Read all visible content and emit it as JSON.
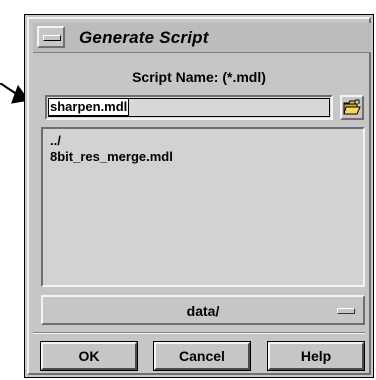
{
  "window": {
    "title": "Generate Script"
  },
  "dialog": {
    "script_name_label": "Script Name: (*.mdl)",
    "script_name_value": "sharpen.mdl",
    "files": [
      "../",
      "8bit_res_merge.mdl"
    ],
    "directory": "data/"
  },
  "buttons": {
    "ok": "OK",
    "cancel": "Cancel",
    "help": "Help"
  },
  "icons": {
    "window_menu": "window-menu-icon",
    "open_folder": "open-folder-icon",
    "pointer": "pointer-arrow-icon",
    "option_menu": "option-menu-indicator-icon"
  }
}
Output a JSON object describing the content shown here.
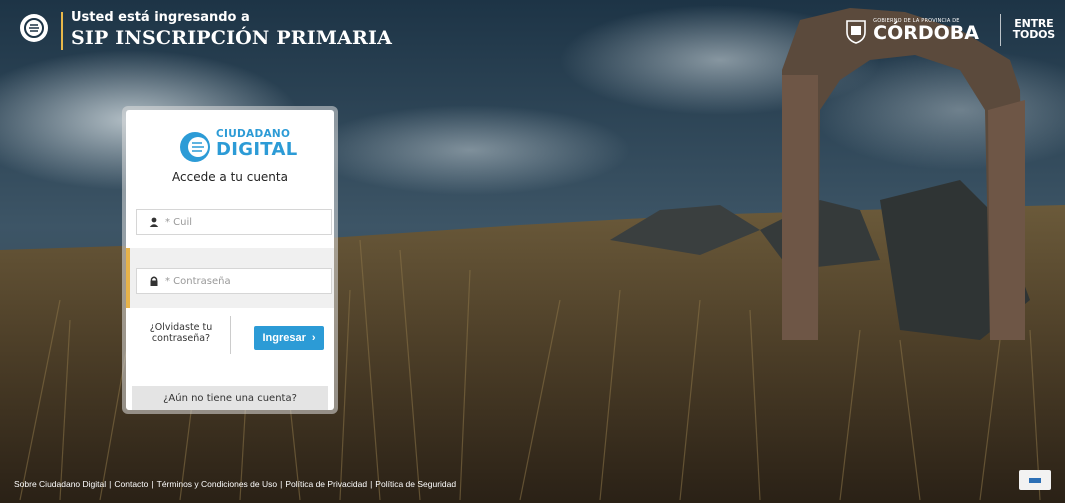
{
  "header": {
    "subtitle": "Usted está ingresando a",
    "title": "SIP INSCRIPCIÓN PRIMARIA",
    "gov_small": "GOBIERNO DE LA PROVINCIA DE",
    "gov_name": "CÓRDOBA",
    "slogan_line1": "ENTRE",
    "slogan_line2": "TODOS"
  },
  "login": {
    "brand_line1": "CIUDADANO",
    "brand_line2": "DIGITAL",
    "heading": "Accede a tu cuenta",
    "cuil_placeholder": "* Cuil",
    "password_placeholder": "* Contraseña",
    "forgot_line1": "¿Olvidaste tu",
    "forgot_line2": "contraseña?",
    "submit_label": "Ingresar",
    "register_label": "¿Aún no tiene una cuenta?"
  },
  "footer": {
    "links": [
      "Sobre Ciudadano Digital",
      "Contacto",
      "Términos y Condiciones de Uso",
      "Política de Privacidad",
      "Política de Seguridad"
    ]
  },
  "colors": {
    "accent": "#2c9bd6",
    "gold": "#e6b24a"
  },
  "icons": {
    "cuil": "user-icon",
    "password": "lock-icon",
    "submit": "chevron-right-icon"
  }
}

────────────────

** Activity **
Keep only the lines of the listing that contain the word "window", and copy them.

** Solution **
  "window": {
    "window_menu": "window-menu-icon",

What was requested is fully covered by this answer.